Florida Agriculture and Consumer Services Commissioner Charles H. Bronson has announced his strong support of legislation in Congress that would provide Florida farmers with the same level of federal assistance other states have long been provided. The bill would ensure specialty crop farmers, such as those that grow fresh fruits, vegetables and nursery plants, have access to a wide array of federal agricultural programs.
The measure — known as the Equitable Agriculture Today for a Healthy America Act (EAT Healthy Act) — is being sponsored by Rep. Adam Putnam of Bartow, and co-sponsored by Florida congressional delegation members Reps. Tim Mahoney, Allen Boyd, Mario Diaz-Balart, Ileana Ros-Lehtinen and Alcee Hastings. The legislation has 67 co-sponsors.
“I applaud the efforts of our congressional members for putting together legislation that elevates the status of Florida’s agriculture industry,” Bronson said. “This bill contains a number of provisions that, if included in the 2007 farm bill, will provide the resources specialty crops need to ensure their sustainability and competitiveness.”
Major issues addressed by the bill include:

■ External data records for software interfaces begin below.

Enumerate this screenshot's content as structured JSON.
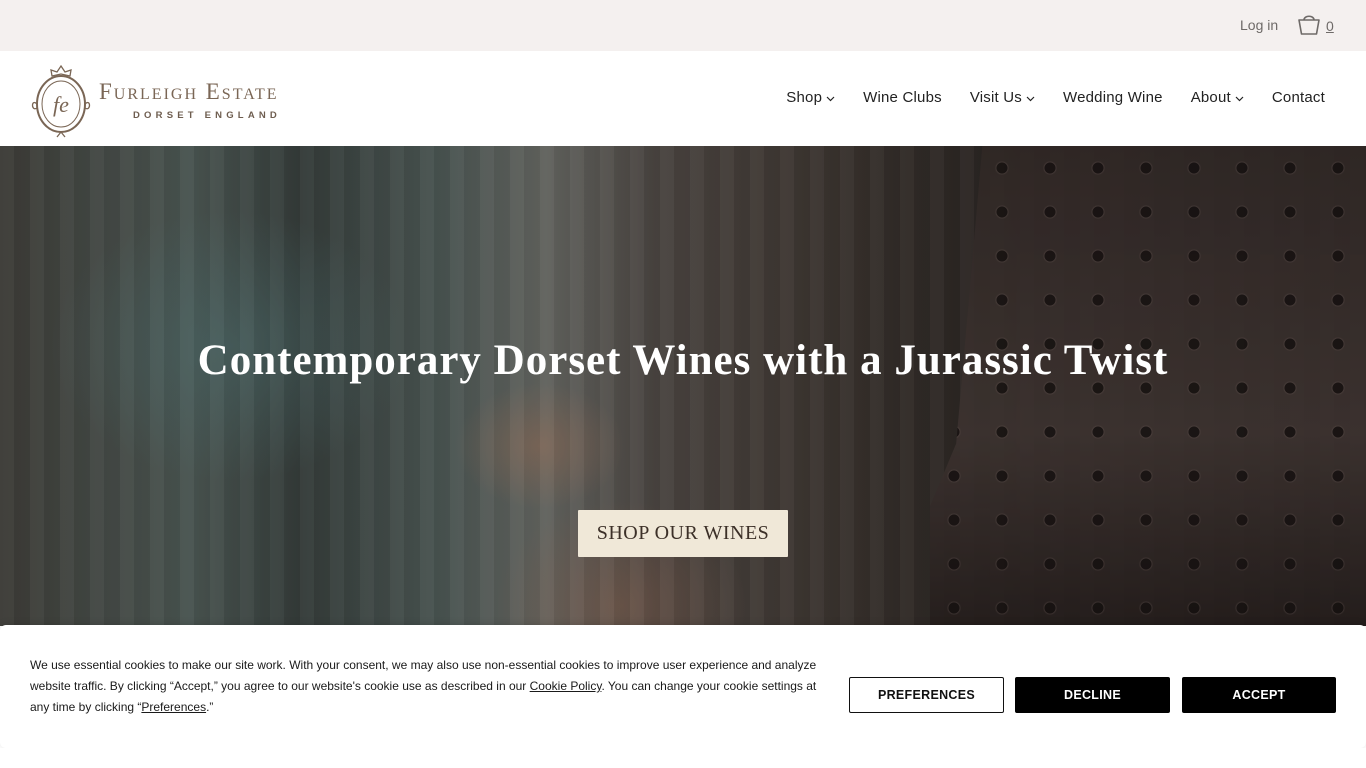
{
  "topbar": {
    "login_label": "Log in",
    "cart_count": "0",
    "cart_icon": "basket-icon"
  },
  "brand": {
    "emblem_letters": "fe",
    "name": "Furleigh Estate",
    "tagline": "DORSET ENGLAND",
    "color": "#7a6655"
  },
  "nav": {
    "items": [
      {
        "label": "Shop",
        "has_dropdown": true
      },
      {
        "label": "Wine Clubs",
        "has_dropdown": false
      },
      {
        "label": "Visit Us",
        "has_dropdown": true
      },
      {
        "label": "Wedding Wine",
        "has_dropdown": false
      },
      {
        "label": "About",
        "has_dropdown": true
      },
      {
        "label": "Contact",
        "has_dropdown": false
      }
    ]
  },
  "hero": {
    "title": "Contemporary Dorset Wines with a Jurassic Twist",
    "cta_label": "SHOP OUR WINES",
    "cta_color": "#f0e8d8"
  },
  "cookie": {
    "text_1": "We use essential cookies to make our site work. With your consent, we may also use non-essential cookies to improve user experience and analyze website traffic. By clicking “Accept,” you agree to our website's cookie use as described in our ",
    "policy_link": "Cookie Policy",
    "text_2": ". You can change your cookie settings at any time by clicking “",
    "preferences_link": "Preferences",
    "text_3": ".”",
    "preferences_label": "PREFERENCES",
    "decline_label": "DECLINE",
    "accept_label": "ACCEPT"
  }
}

Nutrition: It requires federal feeding programs, including school lunch and school breakfast programs, to adhere to the 2005 USDA Dietary Guidelines, which call for the consumption of greater amounts of fruits and vegetables to combat obesity and other childhood health issues.
Pest and Disease: It provides a number of tools to combat pests and diseases currently threatening fruit, vegetable and nursery production.
Competitiveness: It increases specialty crops access to valuable export markets by enhancing a number of existing federal programs.
Research: The bill increases funding for research involving specialty crops, as well as increased funding for research into the prevention of invasive plant pests and diseases that afflict fruit, vegetable and nursery crops.
Conservation: It increases opportunities for specialty crop producers to access conservation programs.
Until now, the majority of federal programs have been geared toward “program” crops which include wheat, corn, soybeans, cotton and rice. This legislation puts Florida’s specialty crops on a more even playing field when vying for federal program dollars. The assistance is not provided through direct payments, but instead focuses on pest and disease eradication, research, expanding market access for exports and requiring that imported fruits and vegetables have undergone the same steps as U.S. producers to prevent pest infestations, pesticide residue and address other safety issues.
“Florida ranks second in the nation in the production of fruit, vegetable and nursery crops,” Bronson said. “Specialty crops are a major contributor to the economy and now account for 54 percent of farm gate receipts nationwide. A globally competitive specialty crop industry is imperative to production of an abundant, affordable food supply.”
In addition to Bronson’s strong support, the legislation is being supported by Florida Citrus Mutual, the Florida Fruit and Vegetable Association, the Florida Strawberry Growers Association, the Florida Tomato Exchange, the Florida Watermelon Association and other organizations representing Florida agriculture.
Agriculture is the second largest industry in Florida — trailing only tourism — and has an economic impact of $87 billion a year.